One curious aspect is that Heartland Institute was very active using climategate emails to criticize many scientists, while now it is claiming that stolen emails should not be used against themand even send strong emails to many bloggers. The letter of many of the climatologists explaining this contradiction in first person is one of the few positive things of all this issue.
Because stealing those emails has not revealed too many new things but has situated this war in the battlefield wanted by skeptics, because the question here is not who has done it more ethically or who has stronger ethical reasons in this war, the question is that credibility is one of the biggest treasures in this war and the one who owns it (the science) is the one who can loose it in this kind of battlefield. We can not forget that we are saying to our fellow citizens: we have a big problem and we will have to change many things in our lives to cope with it. The skeptics are saying: forget about it, they are trying to lie. For this reason this action of Gleick is not only ethically acceptable because this is a war, it has even lead to a lost battle in the battlefield of credibility.
This way, we are discussing about what email was stolen or who wrote a document instead of thinking about what can we do to reduce our emissions and mitigate climate change.
Skeptical blogosphere shows a dual behavior regarding scientific results. The famous skeptical WUWT blog is a good example. This post is based on a peer reviewed paper (that I still do not know how is related with climate change apart from some confusing but meaningless semantic similarities) whereas, frequently criticizes peer reviewed scientific literature either by showing failure cases or simply proposing a Web 2.0 alternative to peer review.
Although I had the opportunity to publish a peer reviewed paper some time ago, I am not an expert about science publishing. But I know some active scientists and, of course, they recognize the limitations of the system. It is not perfect, science is not perfect, but it is very reasonable and it has been very successful, just think in the incredible discoveries of the last 100 years and it is not questioned regarding astronomy, particle physics, paleontology,… This another post refers to an astronomer explaining that his work is not different from any other one from climatologists, the only difference is the public treatment he obtains; maybe because someone is afraid about implications. It is a very interesting reading. This last post for today makes a thorough analysis from the point of view of an active scientist.
And apart from the undeniable success of science peer-review has at least other two favorable arguments:
- It is widely accepted by scientists.
- There is no reasonable alternative ( the web 2.0 peer review in the first paragraph is not too serious)
OK, I am not neutral, I am pro-science.
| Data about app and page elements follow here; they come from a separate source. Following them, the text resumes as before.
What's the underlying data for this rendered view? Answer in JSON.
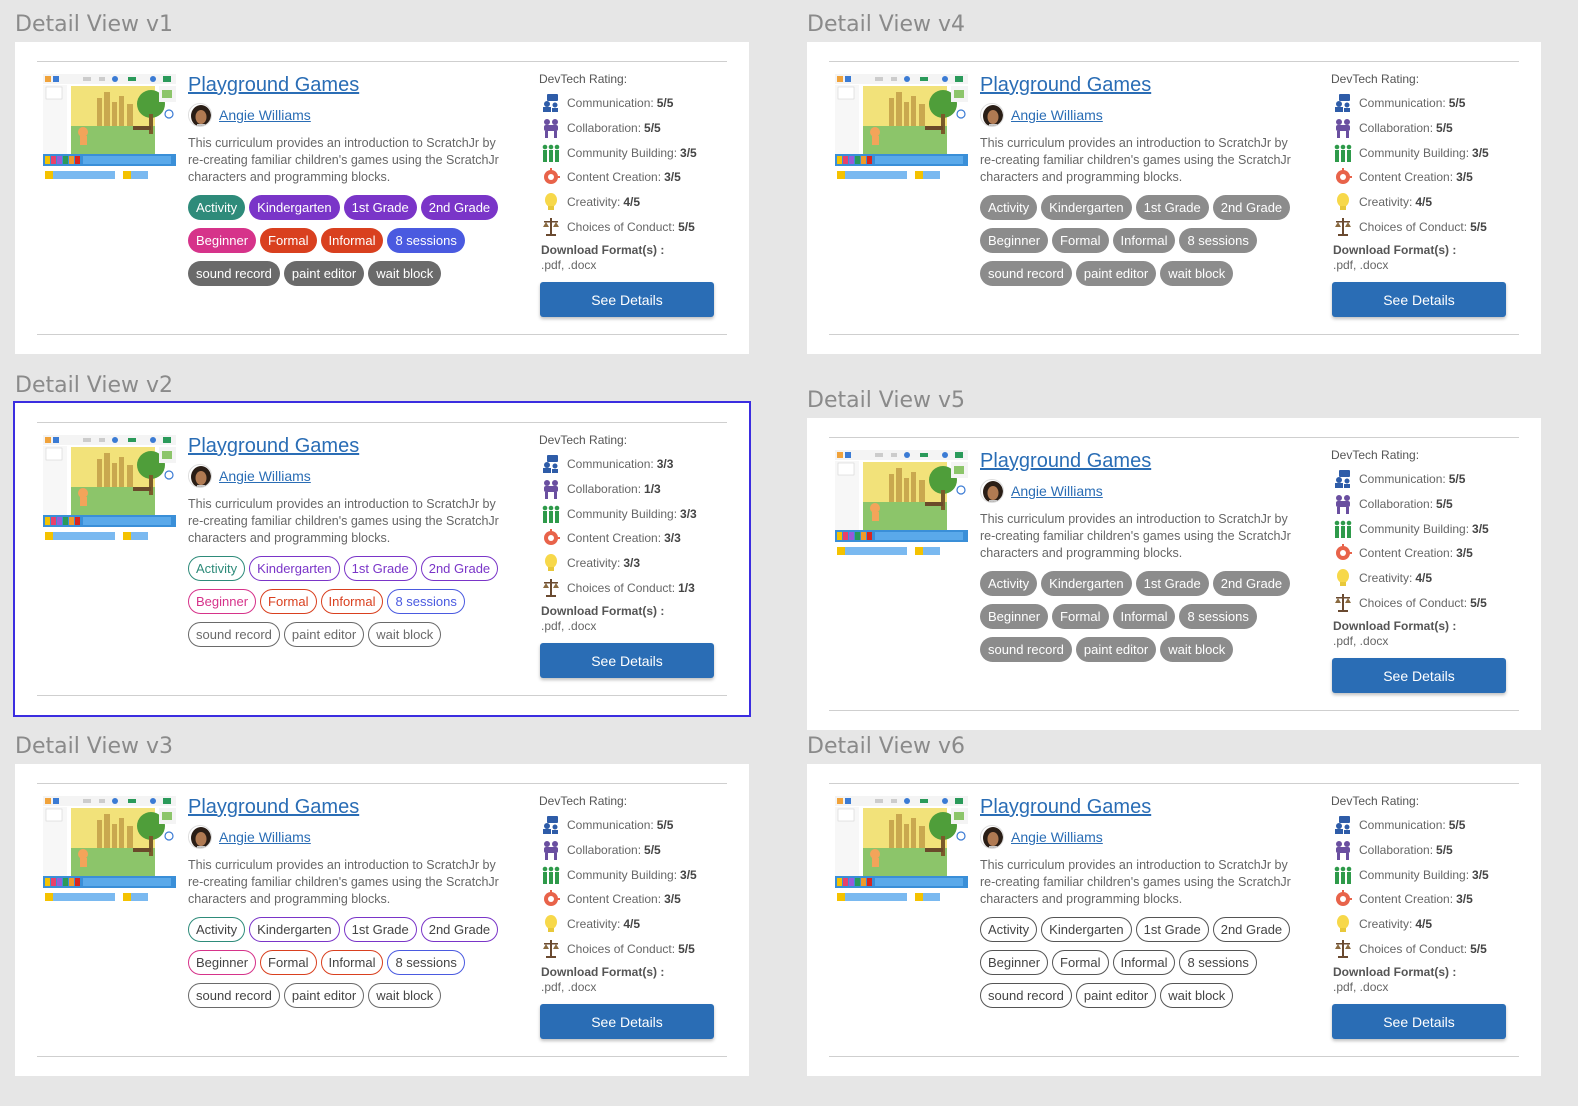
{
  "views": [
    {
      "label": "Detail View v1",
      "style": "filled",
      "title": "Playground Games",
      "author": "Angie Williams",
      "description": "This curriculum provides an introduction to ScratchJr by re-creating familiar children's games using the ScratchJr characters and programming blocks.",
      "tags": [
        "Activity",
        "Kindergarten",
        "1st Grade",
        "2nd Grade",
        "Beginner",
        "Formal",
        "Informal",
        "8 sessions",
        "sound record",
        "paint editor",
        "wait block"
      ],
      "rating_heading": "DevTech Rating:",
      "ratings": [
        {
          "label": "Communication:",
          "value": "5/5"
        },
        {
          "label": "Collaboration:",
          "value": "5/5"
        },
        {
          "label": "Community Building:",
          "value": "3/5"
        },
        {
          "label": "Content Creation:",
          "value": "3/5"
        },
        {
          "label": "Creativity:",
          "value": "4/5"
        },
        {
          "label": "Choices of Conduct:",
          "value": "5/5"
        }
      ],
      "download_heading": "Download Format(s) :",
      "download_formats": ".pdf, .docx",
      "button": "See Details"
    },
    {
      "label": "Detail View v2",
      "style": "outline-colored",
      "title": "Playground Games",
      "author": "Angie Williams",
      "description": "This curriculum provides an introduction to ScratchJr by re-creating familiar children's games using the ScratchJr characters and programming blocks.",
      "tags": [
        "Activity",
        "Kindergarten",
        "1st Grade",
        "2nd Grade",
        "Beginner",
        "Formal",
        "Informal",
        "8 sessions",
        "sound record",
        "paint editor",
        "wait block"
      ],
      "rating_heading": "DevTech Rating:",
      "ratings": [
        {
          "label": "Communication:",
          "value": "3/3"
        },
        {
          "label": "Collaboration:",
          "value": "1/3"
        },
        {
          "label": "Community Building:",
          "value": "3/3"
        },
        {
          "label": "Content Creation:",
          "value": "3/3"
        },
        {
          "label": "Creativity:",
          "value": "3/3"
        },
        {
          "label": "Choices of Conduct:",
          "value": "1/3"
        }
      ],
      "download_heading": "Download Format(s) :",
      "download_formats": ".pdf, .docx",
      "button": "See Details"
    },
    {
      "label": "Detail View v3",
      "style": "outline-dark-text",
      "title": "Playground Games",
      "author": "Angie Williams",
      "description": "This curriculum provides an introduction to ScratchJr by re-creating familiar children's games using the ScratchJr characters and programming blocks.",
      "tags": [
        "Activity",
        "Kindergarten",
        "1st Grade",
        "2nd Grade",
        "Beginner",
        "Formal",
        "Informal",
        "8 sessions",
        "sound record",
        "paint editor",
        "wait block"
      ],
      "rating_heading": "DevTech Rating:",
      "ratings": [
        {
          "label": "Communication:",
          "value": "5/5"
        },
        {
          "label": "Collaboration:",
          "value": "5/5"
        },
        {
          "label": "Community Building:",
          "value": "3/5"
        },
        {
          "label": "Content Creation:",
          "value": "3/5"
        },
        {
          "label": "Creativity:",
          "value": "4/5"
        },
        {
          "label": "Choices of Conduct:",
          "value": "5/5"
        }
      ],
      "download_heading": "Download Format(s) :",
      "download_formats": ".pdf, .docx",
      "button": "See Details"
    },
    {
      "label": "Detail View v4",
      "style": "gray-filled",
      "title": "Playground Games",
      "author": "Angie Williams",
      "description": "This curriculum provides an introduction to ScratchJr by re-creating familiar children's games using the ScratchJr characters and programming blocks.",
      "tags": [
        "Activity",
        "Kindergarten",
        "1st Grade",
        "2nd Grade",
        "Beginner",
        "Formal",
        "Informal",
        "8 sessions",
        "sound record",
        "paint editor",
        "wait block"
      ],
      "rating_heading": "DevTech Rating:",
      "ratings": [
        {
          "label": "Communication:",
          "value": "5/5"
        },
        {
          "label": "Collaboration:",
          "value": "5/5"
        },
        {
          "label": "Community Building:",
          "value": "3/5"
        },
        {
          "label": "Content Creation:",
          "value": "3/5"
        },
        {
          "label": "Creativity:",
          "value": "4/5"
        },
        {
          "label": "Choices of Conduct:",
          "value": "5/5"
        }
      ],
      "download_heading": "Download Format(s) :",
      "download_formats": ".pdf, .docx",
      "button": "See Details"
    },
    {
      "label": "Detail View v5",
      "style": "gray-filled",
      "title": "Playground Games",
      "author": "Angie Williams",
      "description": "This curriculum provides an introduction to ScratchJr by re-creating familiar children's games using the ScratchJr characters and programming blocks.",
      "tags": [
        "Activity",
        "Kindergarten",
        "1st Grade",
        "2nd Grade",
        "Beginner",
        "Formal",
        "Informal",
        "8 sessions",
        "sound record",
        "paint editor",
        "wait block"
      ],
      "rating_heading": "DevTech Rating:",
      "ratings": [
        {
          "label": "Communication:",
          "value": "5/5"
        },
        {
          "label": "Collaboration:",
          "value": "5/5"
        },
        {
          "label": "Community Building:",
          "value": "3/5"
        },
        {
          "label": "Content Creation:",
          "value": "3/5"
        },
        {
          "label": "Creativity:",
          "value": "4/5"
        },
        {
          "label": "Choices of Conduct:",
          "value": "5/5"
        }
      ],
      "download_heading": "Download Format(s) :",
      "download_formats": ".pdf, .docx",
      "button": "See Details"
    },
    {
      "label": "Detail View v6",
      "style": "outline-gray",
      "title": "Playground Games",
      "author": "Angie Williams",
      "description": "This curriculum provides an introduction to ScratchJr by re-creating familiar children's games using the ScratchJr characters and programming blocks.",
      "tags": [
        "Activity",
        "Kindergarten",
        "1st Grade",
        "2nd Grade",
        "Beginner",
        "Formal",
        "Informal",
        "8 sessions",
        "sound record",
        "paint editor",
        "wait block"
      ],
      "rating_heading": "DevTech Rating:",
      "ratings": [
        {
          "label": "Communication:",
          "value": "5/5"
        },
        {
          "label": "Collaboration:",
          "value": "5/5"
        },
        {
          "label": "Community Building:",
          "value": "3/5"
        },
        {
          "label": "Content Creation:",
          "value": "3/5"
        },
        {
          "label": "Creativity:",
          "value": "4/5"
        },
        {
          "label": "Choices of Conduct:",
          "value": "5/5"
        }
      ],
      "download_heading": "Download Format(s) :",
      "download_formats": ".pdf, .docx",
      "button": "See Details"
    }
  ],
  "tag_colors": [
    "#2e8b7a",
    "#7a35c8",
    "#7a35c8",
    "#7a35c8",
    "#d6338a",
    "#d9401f",
    "#d9401f",
    "#4a5ae0",
    "#6a6a6a",
    "#6a6a6a",
    "#6a6a6a"
  ],
  "rating_icons": [
    "communication-icon",
    "collaboration-icon",
    "community-building-icon",
    "content-creation-icon",
    "creativity-icon",
    "choices-of-conduct-icon"
  ],
  "colors": {
    "link": "#2a6db5",
    "button": "#2a6db5",
    "selected_outline": "#3b2de0",
    "gray_tag": "#8c8c8c"
  }
}
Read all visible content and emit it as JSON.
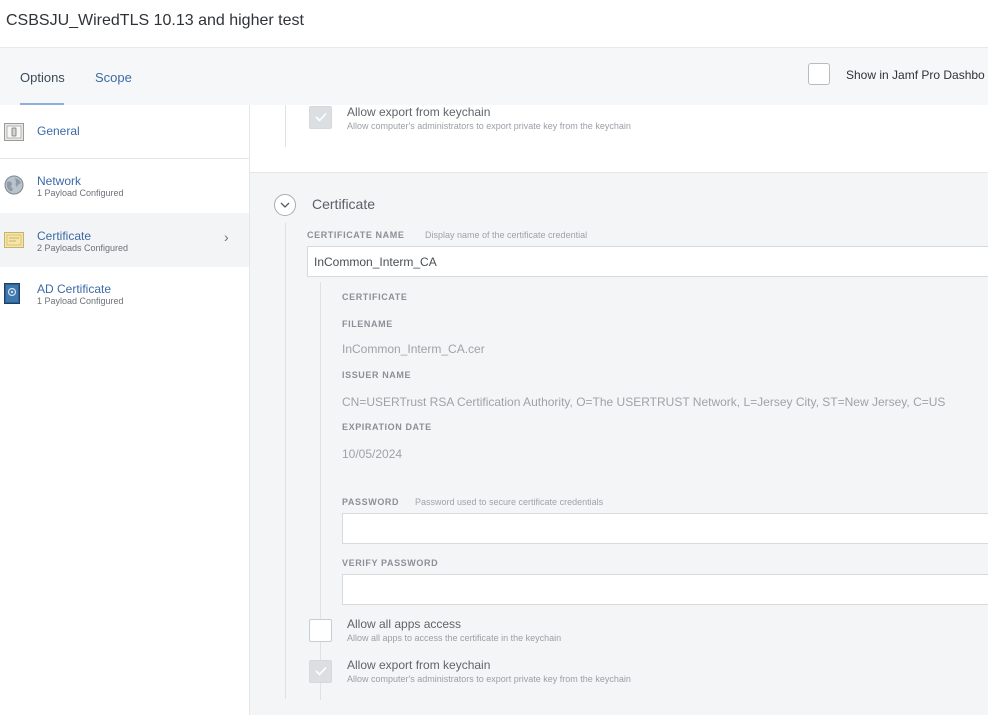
{
  "page": {
    "title": "CSBSJU_WiredTLS 10.13 and higher test"
  },
  "tabs": {
    "options": "Options",
    "scope": "Scope"
  },
  "dashboard": {
    "label": "Show in Jamf Pro Dashbo"
  },
  "sidebar": {
    "items": [
      {
        "label": "General",
        "sub": "",
        "icon": "switch-icon"
      },
      {
        "label": "Network",
        "sub": "1 Payload Configured",
        "icon": "globe-icon"
      },
      {
        "label": "Certificate",
        "sub": "2 Payloads Configured",
        "icon": "certificate-icon"
      },
      {
        "label": "AD Certificate",
        "sub": "1 Payload Configured",
        "icon": "ad-certificate-icon"
      }
    ]
  },
  "top_options": {
    "export_title": "Allow export from keychain",
    "export_desc": "Allow computer's administrators to export private key from the keychain"
  },
  "certificate_section": {
    "title": "Certificate",
    "name_label": "CERTIFICATE NAME",
    "name_hint": "Display name of the certificate credential",
    "name_value": "InCommon_Interm_CA",
    "cert_label": "CERTIFICATE",
    "filename_label": "FILENAME",
    "filename_value": "InCommon_Interm_CA.cer",
    "issuer_label": "ISSUER NAME",
    "issuer_value": "CN=USERTrust RSA Certification Authority, O=The USERTRUST Network, L=Jersey City, ST=New Jersey, C=US",
    "expiration_label": "EXPIRATION DATE",
    "expiration_value": "10/05/2024",
    "password_label": "PASSWORD",
    "password_hint": "Password used to secure certificate credentials",
    "verify_label": "VERIFY PASSWORD",
    "all_apps_title": "Allow all apps access",
    "all_apps_desc": "Allow all apps to access the certificate in the keychain",
    "export_title": "Allow export from keychain",
    "export_desc": "Allow computer's administrators to export private key from the keychain"
  }
}
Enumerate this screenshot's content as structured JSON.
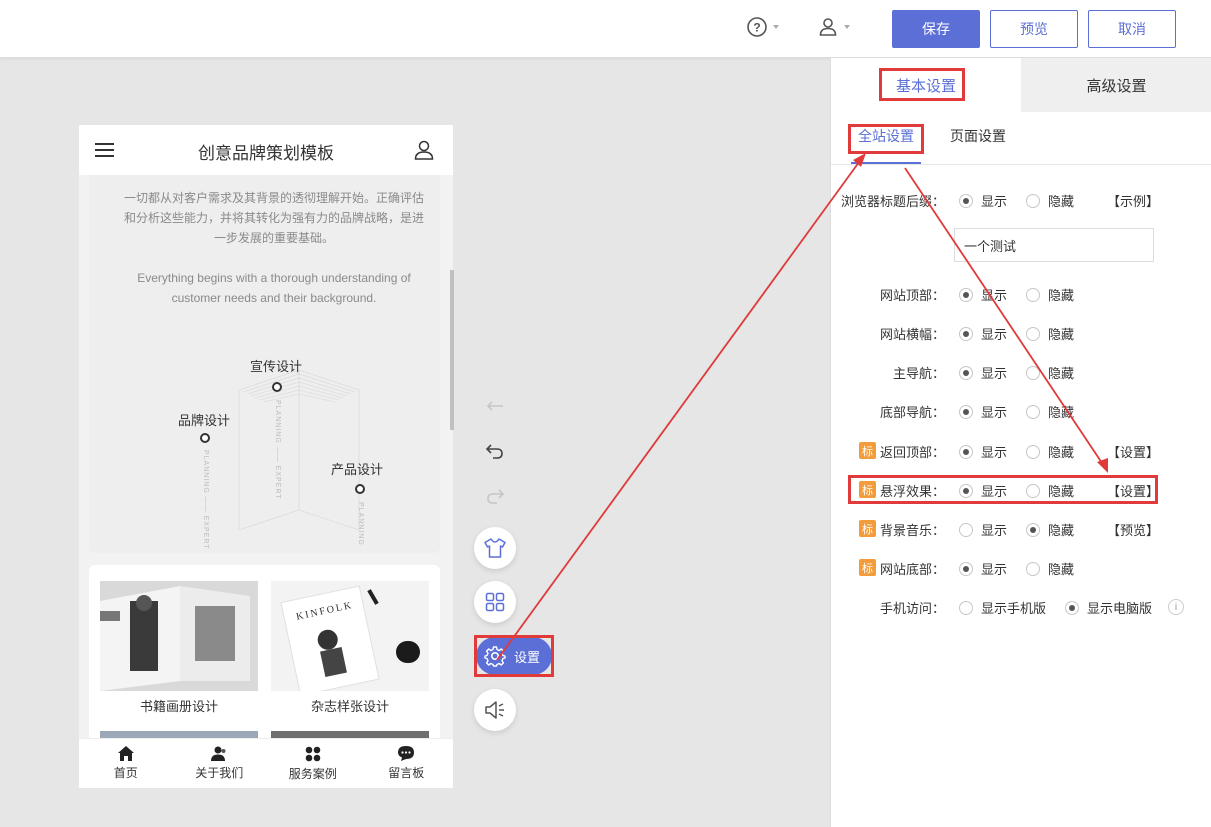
{
  "topbar": {
    "help_icon": "question-circle-icon",
    "user_icon": "user-icon",
    "save_label": "保存",
    "preview_label": "预览",
    "cancel_label": "取消"
  },
  "phone": {
    "title": "创意品牌策划模板",
    "intro_cn": "一切都从对客户需求及其背景的透彻理解开始。正确评估和分析这些能力，并将其转化为强有力的品牌战略，是进一步发展的重要基础。",
    "intro_en": "Everything begins with a thorough understanding of customer needs and their background.",
    "diagram": {
      "label_promo": "宣传设计",
      "label_brand": "品牌设计",
      "label_product": "产品设计",
      "vtext_promo": "PLANNING —— EXPERT",
      "vtext_brand": "PLANNING —— EXPERT",
      "vtext_product": "PLANNING"
    },
    "cases": [
      {
        "label": "书籍画册设计"
      },
      {
        "label": "杂志样张设计"
      }
    ],
    "magazine_logo": "KINFOLK",
    "nav": [
      {
        "label": "首页",
        "icon": "home-icon"
      },
      {
        "label": "关于我们",
        "icon": "people-icon"
      },
      {
        "label": "服务案例",
        "icon": "grid-icon"
      },
      {
        "label": "留言板",
        "icon": "chat-icon"
      }
    ]
  },
  "side_toolbar": {
    "settings_label": "设置"
  },
  "panel": {
    "tab_basic": "基本设置",
    "tab_advanced": "高级设置",
    "subtab_site": "全站设置",
    "subtab_page": "页面设置",
    "browser_title_label": "浏览器标题后缀：",
    "browser_title_value": "一个测试",
    "show": "显示",
    "hide": "隐藏",
    "tag": "标",
    "rows": [
      {
        "label": "浏览器标题后缀：",
        "selected": "show",
        "link": "【示例】"
      },
      {
        "label": "网站顶部：",
        "selected": "show",
        "link": ""
      },
      {
        "label": "网站横幅：",
        "selected": "show",
        "link": ""
      },
      {
        "label": "主导航：",
        "selected": "show",
        "link": ""
      },
      {
        "label": "底部导航：",
        "selected": "show",
        "link": ""
      },
      {
        "label": "返回顶部：",
        "selected": "show",
        "link": "【设置】",
        "tagged": true
      },
      {
        "label": "悬浮效果：",
        "selected": "show",
        "link": "【设置】",
        "tagged": true
      },
      {
        "label": "背景音乐：",
        "selected": "hide",
        "link": "【预览】",
        "tagged": true
      },
      {
        "label": "网站底部：",
        "selected": "show",
        "link": "",
        "tagged": true
      }
    ],
    "mobile_label": "手机访问：",
    "mobile_opt1": "显示手机版",
    "mobile_opt2": "显示电脑版",
    "info_icon": "i"
  },
  "colors": {
    "accent": "#5b6fd6",
    "highlight": "#e03a3a",
    "tag": "#f39c3c"
  }
}
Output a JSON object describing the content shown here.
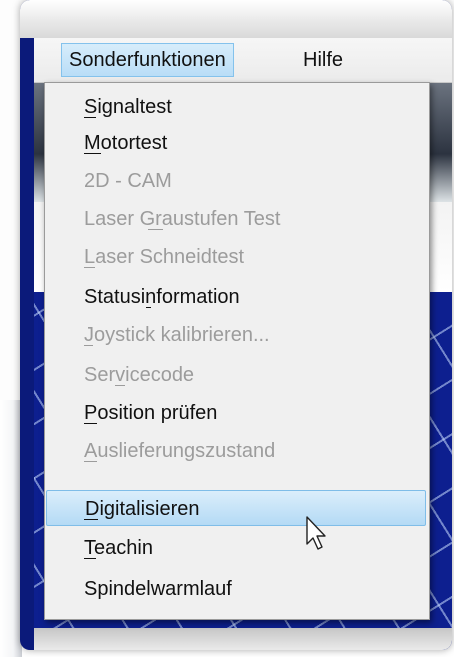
{
  "menubar": {
    "items": [
      {
        "label": "Sonderfunktionen",
        "active": true
      },
      {
        "label": "Hilfe",
        "active": false
      }
    ]
  },
  "dropdown": {
    "items": [
      {
        "label": "Signaltest",
        "enabled": true,
        "mnemonic": "S",
        "highlighted": false
      },
      {
        "label": "Motortest",
        "enabled": true,
        "mnemonic": "M",
        "highlighted": false
      },
      {
        "label": "2D - CAM",
        "enabled": false,
        "mnemonic": "",
        "highlighted": false
      },
      {
        "label": "Laser Graustufen Test",
        "enabled": false,
        "mnemonic": "G",
        "highlighted": false
      },
      {
        "label": "Laser Schneidtest",
        "enabled": false,
        "mnemonic": "L",
        "highlighted": false
      },
      {
        "label": "Statusinformation",
        "enabled": true,
        "mnemonic": "i",
        "highlighted": false
      },
      {
        "label": "Joystick kalibrieren...",
        "enabled": false,
        "mnemonic": "J",
        "highlighted": false
      },
      {
        "label": "Servicecode",
        "enabled": false,
        "mnemonic": "v",
        "highlighted": false
      },
      {
        "label": "Position prüfen",
        "enabled": true,
        "mnemonic": "P",
        "highlighted": false
      },
      {
        "label": "Auslieferungszustand",
        "enabled": false,
        "mnemonic": "A",
        "highlighted": false
      },
      {
        "label": "Digitalisieren",
        "enabled": true,
        "mnemonic": "D",
        "highlighted": true
      },
      {
        "label": "Teachin",
        "enabled": true,
        "mnemonic": "T",
        "highlighted": false
      },
      {
        "label": "Spindelwarmlauf",
        "enabled": true,
        "mnemonic": "",
        "highlighted": false
      }
    ]
  },
  "colors": {
    "highlight": "#b4daf5",
    "disabled_text": "#9c9c9c",
    "canvas": "#0d1f8f"
  },
  "icons": {
    "cursor": "mouse-pointer-icon"
  }
}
But I consider quite contradictory to question all the scientific publishing method because the result is not what I wish and at the same time use peer reviewed articles when they may seem to endorse my point of view. It looks like amateurs complaining about professionals but at the same time wanting to be them.